(Beginning of THE RECORDS)

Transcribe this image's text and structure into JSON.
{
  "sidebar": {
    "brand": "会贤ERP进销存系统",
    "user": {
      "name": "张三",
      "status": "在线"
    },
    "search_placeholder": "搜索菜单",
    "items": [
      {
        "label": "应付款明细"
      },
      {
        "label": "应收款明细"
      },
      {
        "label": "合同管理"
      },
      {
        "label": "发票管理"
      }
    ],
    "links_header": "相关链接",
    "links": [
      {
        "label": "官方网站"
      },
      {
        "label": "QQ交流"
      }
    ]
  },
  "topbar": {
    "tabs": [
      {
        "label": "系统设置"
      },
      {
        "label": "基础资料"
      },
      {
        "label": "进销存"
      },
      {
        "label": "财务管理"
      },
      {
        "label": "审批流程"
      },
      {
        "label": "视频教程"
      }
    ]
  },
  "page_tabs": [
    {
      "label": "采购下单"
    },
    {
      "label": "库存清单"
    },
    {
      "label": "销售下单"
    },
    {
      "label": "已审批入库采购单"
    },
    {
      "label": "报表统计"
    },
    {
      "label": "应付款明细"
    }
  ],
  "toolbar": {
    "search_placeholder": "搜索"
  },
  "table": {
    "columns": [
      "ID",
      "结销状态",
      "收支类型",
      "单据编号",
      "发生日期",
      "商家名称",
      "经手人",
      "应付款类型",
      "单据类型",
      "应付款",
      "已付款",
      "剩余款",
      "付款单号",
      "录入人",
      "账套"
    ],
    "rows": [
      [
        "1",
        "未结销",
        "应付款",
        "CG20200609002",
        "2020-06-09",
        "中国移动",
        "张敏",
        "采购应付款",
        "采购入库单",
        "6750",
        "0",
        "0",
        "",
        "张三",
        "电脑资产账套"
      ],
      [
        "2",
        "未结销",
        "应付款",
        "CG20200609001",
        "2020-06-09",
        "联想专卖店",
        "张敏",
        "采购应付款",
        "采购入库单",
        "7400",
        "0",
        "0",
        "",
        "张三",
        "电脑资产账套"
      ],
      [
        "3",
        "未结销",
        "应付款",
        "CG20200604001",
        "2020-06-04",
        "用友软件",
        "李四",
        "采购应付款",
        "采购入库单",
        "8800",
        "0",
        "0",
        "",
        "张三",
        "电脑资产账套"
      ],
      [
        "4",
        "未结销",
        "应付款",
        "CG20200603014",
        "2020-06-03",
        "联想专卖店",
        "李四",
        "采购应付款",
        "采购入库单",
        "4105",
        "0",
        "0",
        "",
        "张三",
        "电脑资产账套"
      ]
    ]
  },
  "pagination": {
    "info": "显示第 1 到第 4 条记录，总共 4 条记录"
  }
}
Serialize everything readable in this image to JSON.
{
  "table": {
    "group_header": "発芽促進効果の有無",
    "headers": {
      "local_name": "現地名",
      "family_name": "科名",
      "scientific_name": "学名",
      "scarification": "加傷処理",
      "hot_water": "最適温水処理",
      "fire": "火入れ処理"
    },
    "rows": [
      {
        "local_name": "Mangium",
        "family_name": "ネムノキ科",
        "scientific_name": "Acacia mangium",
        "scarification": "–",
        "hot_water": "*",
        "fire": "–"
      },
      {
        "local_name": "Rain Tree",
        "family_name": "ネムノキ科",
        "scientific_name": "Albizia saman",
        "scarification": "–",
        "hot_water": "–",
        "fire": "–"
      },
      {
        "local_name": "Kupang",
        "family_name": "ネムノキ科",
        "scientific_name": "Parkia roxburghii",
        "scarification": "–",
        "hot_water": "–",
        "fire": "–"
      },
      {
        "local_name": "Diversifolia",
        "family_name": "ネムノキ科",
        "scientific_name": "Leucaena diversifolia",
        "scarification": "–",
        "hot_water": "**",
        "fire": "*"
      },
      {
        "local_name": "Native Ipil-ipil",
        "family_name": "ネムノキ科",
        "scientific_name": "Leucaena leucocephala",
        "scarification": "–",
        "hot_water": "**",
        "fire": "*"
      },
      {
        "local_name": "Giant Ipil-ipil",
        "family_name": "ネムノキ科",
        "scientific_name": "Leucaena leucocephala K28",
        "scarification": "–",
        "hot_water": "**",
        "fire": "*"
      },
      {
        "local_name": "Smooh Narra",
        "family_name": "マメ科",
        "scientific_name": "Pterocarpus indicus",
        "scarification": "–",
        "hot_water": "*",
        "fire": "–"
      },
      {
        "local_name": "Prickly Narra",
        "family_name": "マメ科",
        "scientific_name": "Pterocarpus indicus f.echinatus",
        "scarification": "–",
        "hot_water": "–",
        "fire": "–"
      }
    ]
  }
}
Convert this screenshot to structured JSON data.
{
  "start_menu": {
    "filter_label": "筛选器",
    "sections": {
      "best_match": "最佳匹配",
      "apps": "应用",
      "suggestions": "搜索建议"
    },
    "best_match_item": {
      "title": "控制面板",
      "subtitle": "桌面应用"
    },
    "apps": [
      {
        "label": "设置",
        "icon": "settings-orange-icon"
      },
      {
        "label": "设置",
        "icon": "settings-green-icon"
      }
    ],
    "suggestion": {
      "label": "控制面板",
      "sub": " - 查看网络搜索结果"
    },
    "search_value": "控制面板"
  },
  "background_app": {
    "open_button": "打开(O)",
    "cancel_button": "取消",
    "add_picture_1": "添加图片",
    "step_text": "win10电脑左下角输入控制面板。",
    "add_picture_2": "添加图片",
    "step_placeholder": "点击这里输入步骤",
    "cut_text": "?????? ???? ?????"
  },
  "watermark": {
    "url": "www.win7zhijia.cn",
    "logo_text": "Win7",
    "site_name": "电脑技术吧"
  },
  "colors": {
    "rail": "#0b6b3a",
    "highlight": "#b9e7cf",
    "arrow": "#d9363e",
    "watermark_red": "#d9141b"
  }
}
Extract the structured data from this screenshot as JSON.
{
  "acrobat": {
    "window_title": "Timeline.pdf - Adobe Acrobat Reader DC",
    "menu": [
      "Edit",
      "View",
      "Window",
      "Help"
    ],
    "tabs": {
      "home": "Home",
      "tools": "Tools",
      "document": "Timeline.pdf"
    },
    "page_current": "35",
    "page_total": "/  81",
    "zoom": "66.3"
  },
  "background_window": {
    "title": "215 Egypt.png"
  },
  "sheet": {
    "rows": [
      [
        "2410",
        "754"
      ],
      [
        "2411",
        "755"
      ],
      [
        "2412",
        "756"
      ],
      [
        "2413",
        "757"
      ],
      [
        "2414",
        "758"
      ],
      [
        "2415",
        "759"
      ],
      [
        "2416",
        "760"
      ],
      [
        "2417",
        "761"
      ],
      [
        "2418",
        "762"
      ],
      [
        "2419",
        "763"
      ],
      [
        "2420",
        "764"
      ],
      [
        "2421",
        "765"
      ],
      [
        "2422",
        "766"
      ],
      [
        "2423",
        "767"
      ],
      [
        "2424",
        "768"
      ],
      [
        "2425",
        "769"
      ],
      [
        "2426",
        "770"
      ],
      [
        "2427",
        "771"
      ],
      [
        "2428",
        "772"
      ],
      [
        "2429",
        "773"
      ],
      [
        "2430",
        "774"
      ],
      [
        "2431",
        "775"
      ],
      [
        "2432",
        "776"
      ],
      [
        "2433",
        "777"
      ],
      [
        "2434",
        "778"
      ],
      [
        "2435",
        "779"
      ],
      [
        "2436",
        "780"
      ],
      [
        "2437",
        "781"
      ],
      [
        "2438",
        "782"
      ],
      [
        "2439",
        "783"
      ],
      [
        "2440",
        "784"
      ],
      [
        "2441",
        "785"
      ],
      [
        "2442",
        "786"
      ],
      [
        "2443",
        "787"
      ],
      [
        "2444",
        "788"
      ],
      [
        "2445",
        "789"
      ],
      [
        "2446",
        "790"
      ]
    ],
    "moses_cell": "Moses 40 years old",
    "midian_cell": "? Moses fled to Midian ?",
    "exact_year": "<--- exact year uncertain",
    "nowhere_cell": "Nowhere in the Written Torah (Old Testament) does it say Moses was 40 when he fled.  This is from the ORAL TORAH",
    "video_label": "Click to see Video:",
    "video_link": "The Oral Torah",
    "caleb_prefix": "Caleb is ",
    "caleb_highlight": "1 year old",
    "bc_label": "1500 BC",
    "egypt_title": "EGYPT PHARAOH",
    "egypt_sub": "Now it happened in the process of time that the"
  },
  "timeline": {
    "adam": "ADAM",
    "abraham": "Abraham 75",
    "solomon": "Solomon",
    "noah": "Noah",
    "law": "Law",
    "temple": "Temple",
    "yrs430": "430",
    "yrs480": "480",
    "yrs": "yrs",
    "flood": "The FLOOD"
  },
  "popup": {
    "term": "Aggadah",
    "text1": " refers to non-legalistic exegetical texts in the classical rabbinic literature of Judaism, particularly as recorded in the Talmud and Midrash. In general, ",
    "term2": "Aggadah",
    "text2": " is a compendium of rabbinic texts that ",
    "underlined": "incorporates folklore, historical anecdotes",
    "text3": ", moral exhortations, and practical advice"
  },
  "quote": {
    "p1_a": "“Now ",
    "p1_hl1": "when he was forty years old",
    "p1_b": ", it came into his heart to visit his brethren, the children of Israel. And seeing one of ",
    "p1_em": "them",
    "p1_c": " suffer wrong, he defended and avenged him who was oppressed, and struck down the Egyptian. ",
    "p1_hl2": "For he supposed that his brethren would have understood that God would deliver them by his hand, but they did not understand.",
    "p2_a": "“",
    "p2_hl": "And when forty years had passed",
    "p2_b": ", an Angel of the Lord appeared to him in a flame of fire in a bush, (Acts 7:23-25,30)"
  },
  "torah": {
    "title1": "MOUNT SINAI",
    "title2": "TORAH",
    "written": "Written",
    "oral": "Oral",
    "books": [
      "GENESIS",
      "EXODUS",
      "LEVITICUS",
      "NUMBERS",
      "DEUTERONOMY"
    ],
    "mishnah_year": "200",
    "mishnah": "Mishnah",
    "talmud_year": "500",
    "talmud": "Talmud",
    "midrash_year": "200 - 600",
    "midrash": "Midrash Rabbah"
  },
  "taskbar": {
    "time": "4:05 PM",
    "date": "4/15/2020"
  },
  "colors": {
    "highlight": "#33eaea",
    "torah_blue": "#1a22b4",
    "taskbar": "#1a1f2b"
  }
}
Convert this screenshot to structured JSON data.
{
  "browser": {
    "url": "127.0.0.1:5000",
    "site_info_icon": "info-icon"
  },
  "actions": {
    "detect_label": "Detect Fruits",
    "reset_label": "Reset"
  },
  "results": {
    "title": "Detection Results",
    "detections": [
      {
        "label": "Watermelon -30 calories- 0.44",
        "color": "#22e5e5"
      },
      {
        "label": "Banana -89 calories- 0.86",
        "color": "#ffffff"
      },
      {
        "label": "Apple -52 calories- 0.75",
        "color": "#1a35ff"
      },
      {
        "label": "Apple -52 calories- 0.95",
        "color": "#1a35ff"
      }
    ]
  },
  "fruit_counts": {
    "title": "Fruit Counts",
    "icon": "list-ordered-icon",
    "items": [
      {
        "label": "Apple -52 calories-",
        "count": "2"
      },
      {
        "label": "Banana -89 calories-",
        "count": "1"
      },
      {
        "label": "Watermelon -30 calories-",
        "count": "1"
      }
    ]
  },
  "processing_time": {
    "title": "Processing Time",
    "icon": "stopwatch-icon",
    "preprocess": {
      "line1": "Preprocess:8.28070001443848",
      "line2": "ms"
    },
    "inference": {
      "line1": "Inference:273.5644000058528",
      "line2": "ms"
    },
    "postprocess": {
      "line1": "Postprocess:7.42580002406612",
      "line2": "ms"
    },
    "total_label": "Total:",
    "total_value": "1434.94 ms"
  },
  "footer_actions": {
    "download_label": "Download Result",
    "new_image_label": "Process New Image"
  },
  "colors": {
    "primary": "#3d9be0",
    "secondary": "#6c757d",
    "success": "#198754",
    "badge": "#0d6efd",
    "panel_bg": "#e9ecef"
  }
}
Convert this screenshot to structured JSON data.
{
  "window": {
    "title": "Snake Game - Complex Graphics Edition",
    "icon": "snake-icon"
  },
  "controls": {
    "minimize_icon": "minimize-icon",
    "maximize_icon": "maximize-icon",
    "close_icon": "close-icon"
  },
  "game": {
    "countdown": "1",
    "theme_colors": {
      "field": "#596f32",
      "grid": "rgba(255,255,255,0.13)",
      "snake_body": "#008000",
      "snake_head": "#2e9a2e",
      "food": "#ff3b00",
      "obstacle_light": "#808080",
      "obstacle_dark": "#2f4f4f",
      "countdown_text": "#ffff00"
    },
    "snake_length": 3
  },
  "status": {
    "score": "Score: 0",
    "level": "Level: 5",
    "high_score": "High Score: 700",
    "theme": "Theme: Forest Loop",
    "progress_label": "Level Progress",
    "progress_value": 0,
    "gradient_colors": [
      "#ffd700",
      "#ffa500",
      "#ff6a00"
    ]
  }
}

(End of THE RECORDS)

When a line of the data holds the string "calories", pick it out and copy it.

        "label": "Watermelon -30 calories- 0.44",
        "label": "Banana -89 calories- 0.86",
        "label": "Apple -52 calories- 0.75",
        "label": "Apple -52 calories- 0.95",
        "label": "Apple -52 calories-",
        "label": "Banana -89 calories-",
        "label": "Watermelon -30 calories-",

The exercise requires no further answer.